1. We would always try to collect right before the babies were supposed to be fed. If the babies are hungry they will start to salivate more on their own. This might be tricky for the 48 hour time window because they won’t be on much of a feeding schedule yet but always worth a try anyway.
2. Because we were collecting in preterm infants who were usually in cribs or incubators we would always turn the babies so their heads were on their sides so as to allow any saliva in the mouth to pool in the back of their cheek.
3. It is the core of the swab that is the absorbent part and not the outside so if the babies are chewing on the outside of the swab that is good because it means they will salivate but then you will need to control the swab and dab at the cheeks and under the tongue to soak up the saliva through the center of the end of the swab.
4. Sometimes we would put a pacifier in the baby’s mouth with the swab in there right next to it to promote sucking and thus salivation. We would also hold the swab in the baby’s mouth for up to two minutes and sometimes if we visually saw that the baby’s mouth seemed a bit dry we would leave it in 3 minutes or more.
5. We also used the same two people to collect samples for our study so she and I became familiar with the collection procedure and throughout our longitudinal study we became familiar with which babies were naturally producing more or less saliva and some of the signs to look for when determining if the swab was collecting or not.
6. Another tip is that I made sure to collect all the samples and then centrifuge them immediately after collection while they were still at room temperature and this seemed to give us the greatest volumes of saliva collected rather than refrigerating them until you get to centrifuge them later.
1. The core of the swab is referring to the part you see when you look at the circular shape of the swab. The outer circle of the swab from that end is not absorbent, just the middle filling.
2. I have not tried to syringe the swabs although I have read in other manuscripts that it is a good method. When we centrifuged the swabs we were getting enough saliva so we didn’t necessarily need to syringe but maybe you could try to centrifuge and then squeeze and syringe anything left over or the other way around, syringe and then centrifuge. I know that would be an extra step for you but it took us a while to perfect the protocol that worked best for us so take your time and get it right and it will really help your project in the end.
3. All of the babies we swabbed were awake.
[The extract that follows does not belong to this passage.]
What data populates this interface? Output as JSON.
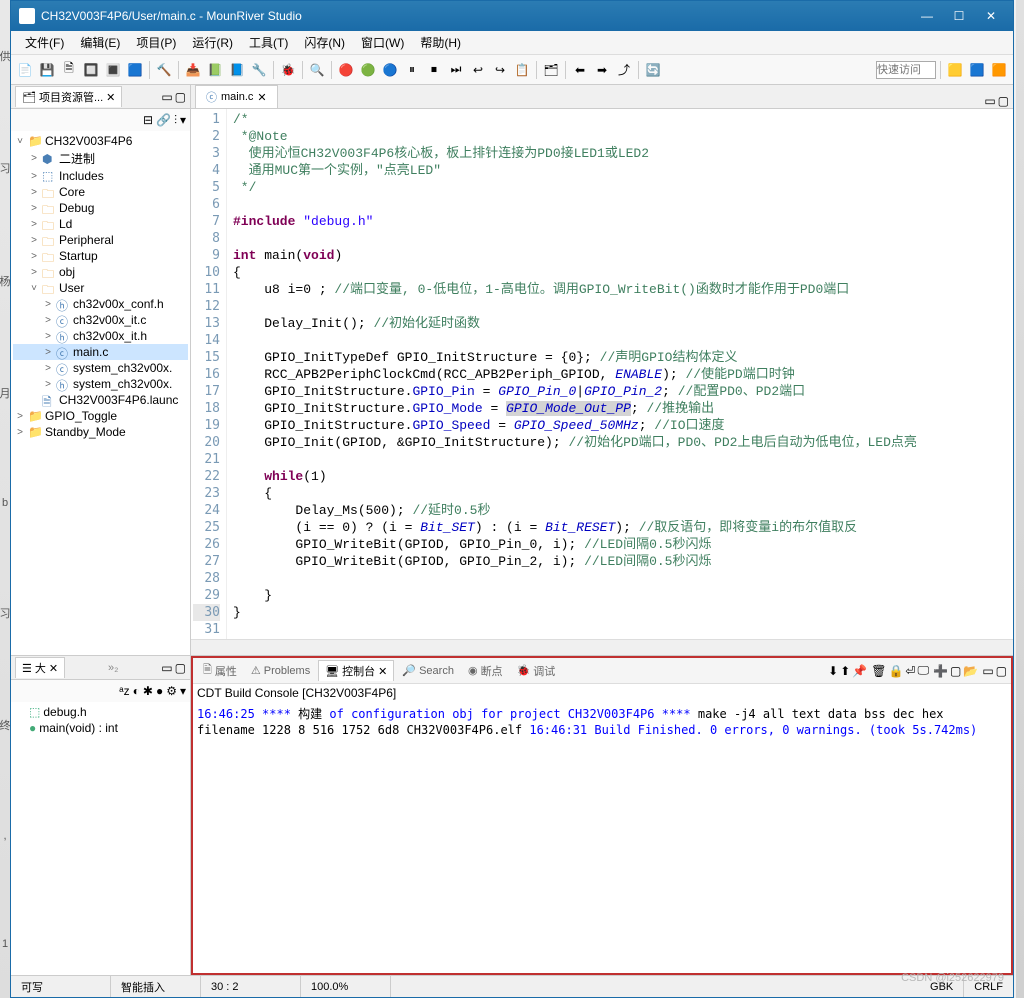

I would highly recommend waking up a baby that you are about to swab if that is alright with the family as this will stimulate the baby to start to produce saliva.